• [Dataset records]:
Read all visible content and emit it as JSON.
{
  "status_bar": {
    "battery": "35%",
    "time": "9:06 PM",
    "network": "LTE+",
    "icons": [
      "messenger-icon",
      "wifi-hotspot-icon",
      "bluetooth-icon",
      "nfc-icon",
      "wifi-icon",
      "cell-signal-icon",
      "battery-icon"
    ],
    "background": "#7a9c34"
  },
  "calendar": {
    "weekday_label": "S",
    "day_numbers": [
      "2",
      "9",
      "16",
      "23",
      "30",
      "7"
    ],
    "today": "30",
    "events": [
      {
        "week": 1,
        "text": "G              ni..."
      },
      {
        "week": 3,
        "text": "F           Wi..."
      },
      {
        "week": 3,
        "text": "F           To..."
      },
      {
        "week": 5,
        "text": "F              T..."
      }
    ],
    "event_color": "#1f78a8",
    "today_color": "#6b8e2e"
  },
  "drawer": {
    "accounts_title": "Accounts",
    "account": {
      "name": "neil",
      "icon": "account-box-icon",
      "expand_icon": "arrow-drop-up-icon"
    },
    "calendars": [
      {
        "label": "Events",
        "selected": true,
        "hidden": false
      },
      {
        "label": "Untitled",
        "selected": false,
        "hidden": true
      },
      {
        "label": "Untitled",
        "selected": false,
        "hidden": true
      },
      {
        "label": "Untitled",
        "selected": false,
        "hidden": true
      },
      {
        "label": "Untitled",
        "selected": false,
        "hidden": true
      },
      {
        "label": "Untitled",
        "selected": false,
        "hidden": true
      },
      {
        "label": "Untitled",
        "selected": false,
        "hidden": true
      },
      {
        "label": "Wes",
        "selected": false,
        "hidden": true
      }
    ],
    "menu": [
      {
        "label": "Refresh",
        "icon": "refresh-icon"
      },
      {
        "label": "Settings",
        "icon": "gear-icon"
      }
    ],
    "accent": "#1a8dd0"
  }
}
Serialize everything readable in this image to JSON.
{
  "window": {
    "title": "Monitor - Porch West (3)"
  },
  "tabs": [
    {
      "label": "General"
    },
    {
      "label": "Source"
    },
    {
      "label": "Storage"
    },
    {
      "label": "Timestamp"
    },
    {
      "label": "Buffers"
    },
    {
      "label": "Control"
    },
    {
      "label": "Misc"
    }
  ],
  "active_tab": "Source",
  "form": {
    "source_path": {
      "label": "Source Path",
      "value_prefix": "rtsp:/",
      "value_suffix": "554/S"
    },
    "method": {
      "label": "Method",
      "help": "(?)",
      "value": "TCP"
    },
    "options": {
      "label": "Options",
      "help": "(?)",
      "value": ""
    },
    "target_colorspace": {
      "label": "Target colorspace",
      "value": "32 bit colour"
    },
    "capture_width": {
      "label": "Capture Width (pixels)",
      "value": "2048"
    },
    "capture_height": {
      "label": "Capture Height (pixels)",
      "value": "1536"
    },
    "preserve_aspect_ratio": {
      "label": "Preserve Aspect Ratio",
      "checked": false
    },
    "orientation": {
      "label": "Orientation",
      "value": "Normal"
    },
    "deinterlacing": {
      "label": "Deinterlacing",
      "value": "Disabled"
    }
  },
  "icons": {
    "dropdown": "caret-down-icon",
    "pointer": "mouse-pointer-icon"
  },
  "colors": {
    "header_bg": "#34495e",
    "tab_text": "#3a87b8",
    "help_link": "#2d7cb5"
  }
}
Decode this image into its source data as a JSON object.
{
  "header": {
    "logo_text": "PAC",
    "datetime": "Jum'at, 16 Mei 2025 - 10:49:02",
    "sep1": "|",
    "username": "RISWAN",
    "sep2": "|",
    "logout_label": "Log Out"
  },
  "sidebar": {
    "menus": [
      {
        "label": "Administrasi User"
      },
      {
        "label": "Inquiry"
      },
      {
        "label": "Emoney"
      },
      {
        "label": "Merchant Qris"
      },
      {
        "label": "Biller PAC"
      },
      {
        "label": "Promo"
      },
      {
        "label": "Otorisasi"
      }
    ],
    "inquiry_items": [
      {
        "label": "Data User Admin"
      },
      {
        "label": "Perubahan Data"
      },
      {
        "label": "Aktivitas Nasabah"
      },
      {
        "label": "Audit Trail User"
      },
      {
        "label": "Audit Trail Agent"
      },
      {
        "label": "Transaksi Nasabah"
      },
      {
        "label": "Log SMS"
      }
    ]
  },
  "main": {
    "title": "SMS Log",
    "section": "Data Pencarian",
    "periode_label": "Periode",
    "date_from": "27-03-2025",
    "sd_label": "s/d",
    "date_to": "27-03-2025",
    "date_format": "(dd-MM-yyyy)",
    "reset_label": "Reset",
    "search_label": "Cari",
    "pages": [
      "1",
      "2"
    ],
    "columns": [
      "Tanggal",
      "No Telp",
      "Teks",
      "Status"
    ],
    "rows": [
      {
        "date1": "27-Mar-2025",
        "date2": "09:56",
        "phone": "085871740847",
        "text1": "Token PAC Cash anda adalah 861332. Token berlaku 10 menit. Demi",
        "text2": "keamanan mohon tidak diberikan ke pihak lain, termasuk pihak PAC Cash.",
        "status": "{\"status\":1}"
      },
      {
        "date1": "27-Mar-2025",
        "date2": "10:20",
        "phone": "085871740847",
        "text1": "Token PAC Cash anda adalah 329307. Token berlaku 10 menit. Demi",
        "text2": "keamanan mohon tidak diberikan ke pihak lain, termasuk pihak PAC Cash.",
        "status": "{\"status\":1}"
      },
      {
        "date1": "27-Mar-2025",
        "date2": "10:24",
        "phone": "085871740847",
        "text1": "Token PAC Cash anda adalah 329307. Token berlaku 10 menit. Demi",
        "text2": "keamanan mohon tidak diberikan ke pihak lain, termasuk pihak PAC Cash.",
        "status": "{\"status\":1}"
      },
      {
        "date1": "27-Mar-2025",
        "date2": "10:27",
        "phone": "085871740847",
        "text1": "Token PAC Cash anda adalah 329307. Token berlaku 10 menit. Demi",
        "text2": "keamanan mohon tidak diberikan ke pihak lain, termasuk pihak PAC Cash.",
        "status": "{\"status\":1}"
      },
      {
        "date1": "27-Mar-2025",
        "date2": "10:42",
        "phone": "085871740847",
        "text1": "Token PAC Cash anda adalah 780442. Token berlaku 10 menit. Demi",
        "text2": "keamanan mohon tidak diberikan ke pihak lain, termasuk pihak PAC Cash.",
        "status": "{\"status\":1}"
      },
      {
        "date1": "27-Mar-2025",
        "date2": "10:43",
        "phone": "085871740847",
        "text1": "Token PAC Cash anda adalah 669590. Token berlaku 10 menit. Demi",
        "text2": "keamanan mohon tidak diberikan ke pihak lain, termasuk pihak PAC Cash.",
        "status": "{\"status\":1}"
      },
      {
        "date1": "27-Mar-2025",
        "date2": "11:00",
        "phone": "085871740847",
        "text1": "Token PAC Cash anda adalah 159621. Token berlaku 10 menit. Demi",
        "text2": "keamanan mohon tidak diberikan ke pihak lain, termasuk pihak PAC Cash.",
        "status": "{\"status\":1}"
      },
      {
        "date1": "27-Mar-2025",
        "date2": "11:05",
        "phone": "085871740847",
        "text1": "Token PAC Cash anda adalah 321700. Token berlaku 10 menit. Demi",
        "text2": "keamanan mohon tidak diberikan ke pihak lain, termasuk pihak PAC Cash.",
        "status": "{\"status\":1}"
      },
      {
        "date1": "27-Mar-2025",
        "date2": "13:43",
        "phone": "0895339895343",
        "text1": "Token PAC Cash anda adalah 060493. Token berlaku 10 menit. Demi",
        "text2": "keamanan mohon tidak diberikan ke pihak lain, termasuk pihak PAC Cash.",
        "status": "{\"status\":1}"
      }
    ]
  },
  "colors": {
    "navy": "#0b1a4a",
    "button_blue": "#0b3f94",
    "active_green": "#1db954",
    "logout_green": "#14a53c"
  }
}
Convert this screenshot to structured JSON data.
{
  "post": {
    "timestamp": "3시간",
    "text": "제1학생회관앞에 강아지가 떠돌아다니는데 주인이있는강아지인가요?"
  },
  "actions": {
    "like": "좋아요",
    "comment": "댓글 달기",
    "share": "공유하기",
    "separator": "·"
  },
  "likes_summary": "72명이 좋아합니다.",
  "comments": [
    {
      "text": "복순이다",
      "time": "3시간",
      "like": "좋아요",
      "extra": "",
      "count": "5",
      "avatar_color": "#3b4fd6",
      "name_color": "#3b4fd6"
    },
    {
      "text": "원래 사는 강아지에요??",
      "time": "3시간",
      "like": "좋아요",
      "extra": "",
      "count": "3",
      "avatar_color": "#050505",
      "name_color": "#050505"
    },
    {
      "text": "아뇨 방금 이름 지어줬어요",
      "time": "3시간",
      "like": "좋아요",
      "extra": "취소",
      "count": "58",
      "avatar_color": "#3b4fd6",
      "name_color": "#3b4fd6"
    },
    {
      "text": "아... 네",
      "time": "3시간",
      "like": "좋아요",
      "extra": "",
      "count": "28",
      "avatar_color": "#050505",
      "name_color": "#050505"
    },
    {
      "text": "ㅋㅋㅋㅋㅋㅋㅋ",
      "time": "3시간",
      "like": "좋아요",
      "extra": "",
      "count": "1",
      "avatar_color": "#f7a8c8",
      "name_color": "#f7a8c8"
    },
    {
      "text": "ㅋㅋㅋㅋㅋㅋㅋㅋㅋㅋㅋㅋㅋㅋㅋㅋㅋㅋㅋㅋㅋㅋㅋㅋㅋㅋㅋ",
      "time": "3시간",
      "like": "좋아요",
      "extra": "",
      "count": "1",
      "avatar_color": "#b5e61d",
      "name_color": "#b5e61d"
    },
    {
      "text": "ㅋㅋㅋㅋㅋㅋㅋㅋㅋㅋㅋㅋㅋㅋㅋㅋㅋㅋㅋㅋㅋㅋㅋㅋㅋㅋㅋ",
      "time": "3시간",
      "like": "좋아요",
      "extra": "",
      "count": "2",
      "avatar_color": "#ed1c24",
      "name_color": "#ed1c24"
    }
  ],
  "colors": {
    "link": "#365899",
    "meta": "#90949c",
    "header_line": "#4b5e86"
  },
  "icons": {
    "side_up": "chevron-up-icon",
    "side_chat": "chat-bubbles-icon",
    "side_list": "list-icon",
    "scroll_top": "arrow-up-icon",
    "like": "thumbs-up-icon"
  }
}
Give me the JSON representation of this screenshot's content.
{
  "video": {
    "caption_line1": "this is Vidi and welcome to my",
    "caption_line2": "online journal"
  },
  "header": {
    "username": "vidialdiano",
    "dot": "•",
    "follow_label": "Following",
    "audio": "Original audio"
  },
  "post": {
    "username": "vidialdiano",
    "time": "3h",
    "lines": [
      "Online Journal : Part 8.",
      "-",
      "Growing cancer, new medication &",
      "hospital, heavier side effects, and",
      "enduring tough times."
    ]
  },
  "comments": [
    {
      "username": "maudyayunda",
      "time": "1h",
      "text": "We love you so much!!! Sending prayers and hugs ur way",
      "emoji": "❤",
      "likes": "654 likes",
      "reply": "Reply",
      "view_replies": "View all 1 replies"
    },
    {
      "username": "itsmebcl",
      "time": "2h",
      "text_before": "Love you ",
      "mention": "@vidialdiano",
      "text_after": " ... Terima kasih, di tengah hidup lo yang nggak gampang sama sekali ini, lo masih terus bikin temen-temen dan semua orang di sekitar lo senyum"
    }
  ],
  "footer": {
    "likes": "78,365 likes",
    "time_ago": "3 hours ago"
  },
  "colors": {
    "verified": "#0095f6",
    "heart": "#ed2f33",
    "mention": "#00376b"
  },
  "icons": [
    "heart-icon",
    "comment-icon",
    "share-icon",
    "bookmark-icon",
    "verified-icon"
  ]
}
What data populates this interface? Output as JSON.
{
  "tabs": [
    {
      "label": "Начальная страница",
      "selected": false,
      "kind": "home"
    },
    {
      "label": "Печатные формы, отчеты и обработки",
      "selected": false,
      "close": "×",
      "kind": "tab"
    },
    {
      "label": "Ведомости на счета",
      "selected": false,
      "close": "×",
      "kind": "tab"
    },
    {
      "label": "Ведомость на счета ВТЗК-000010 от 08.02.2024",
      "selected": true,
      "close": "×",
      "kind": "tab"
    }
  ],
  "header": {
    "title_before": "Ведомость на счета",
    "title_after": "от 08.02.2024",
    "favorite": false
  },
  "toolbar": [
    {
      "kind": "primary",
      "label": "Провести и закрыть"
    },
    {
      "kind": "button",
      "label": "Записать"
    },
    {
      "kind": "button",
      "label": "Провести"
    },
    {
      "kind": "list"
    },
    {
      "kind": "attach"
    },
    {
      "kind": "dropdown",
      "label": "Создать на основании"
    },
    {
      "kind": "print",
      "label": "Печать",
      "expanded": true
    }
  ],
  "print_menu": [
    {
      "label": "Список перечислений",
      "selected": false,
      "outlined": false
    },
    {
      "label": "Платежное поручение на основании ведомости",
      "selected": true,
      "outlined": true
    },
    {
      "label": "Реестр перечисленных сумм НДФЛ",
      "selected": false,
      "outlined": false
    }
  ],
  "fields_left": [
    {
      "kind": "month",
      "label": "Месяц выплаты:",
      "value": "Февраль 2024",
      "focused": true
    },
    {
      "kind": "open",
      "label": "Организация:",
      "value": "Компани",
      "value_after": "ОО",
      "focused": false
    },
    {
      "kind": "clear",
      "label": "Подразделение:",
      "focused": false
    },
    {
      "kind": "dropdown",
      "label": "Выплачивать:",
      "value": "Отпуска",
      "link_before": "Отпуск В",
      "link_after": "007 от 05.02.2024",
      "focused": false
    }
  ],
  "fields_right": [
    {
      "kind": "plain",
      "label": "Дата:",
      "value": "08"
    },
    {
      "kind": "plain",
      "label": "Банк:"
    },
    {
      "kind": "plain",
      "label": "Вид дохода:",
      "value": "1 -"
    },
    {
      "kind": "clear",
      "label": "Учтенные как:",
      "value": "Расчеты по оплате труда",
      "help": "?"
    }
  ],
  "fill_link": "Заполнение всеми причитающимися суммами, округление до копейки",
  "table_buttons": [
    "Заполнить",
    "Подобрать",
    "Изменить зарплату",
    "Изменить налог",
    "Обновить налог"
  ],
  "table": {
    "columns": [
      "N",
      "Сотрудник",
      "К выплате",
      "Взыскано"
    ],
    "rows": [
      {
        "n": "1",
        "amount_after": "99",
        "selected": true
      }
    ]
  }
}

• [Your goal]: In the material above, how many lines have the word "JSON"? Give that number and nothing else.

• [Task answer]: 6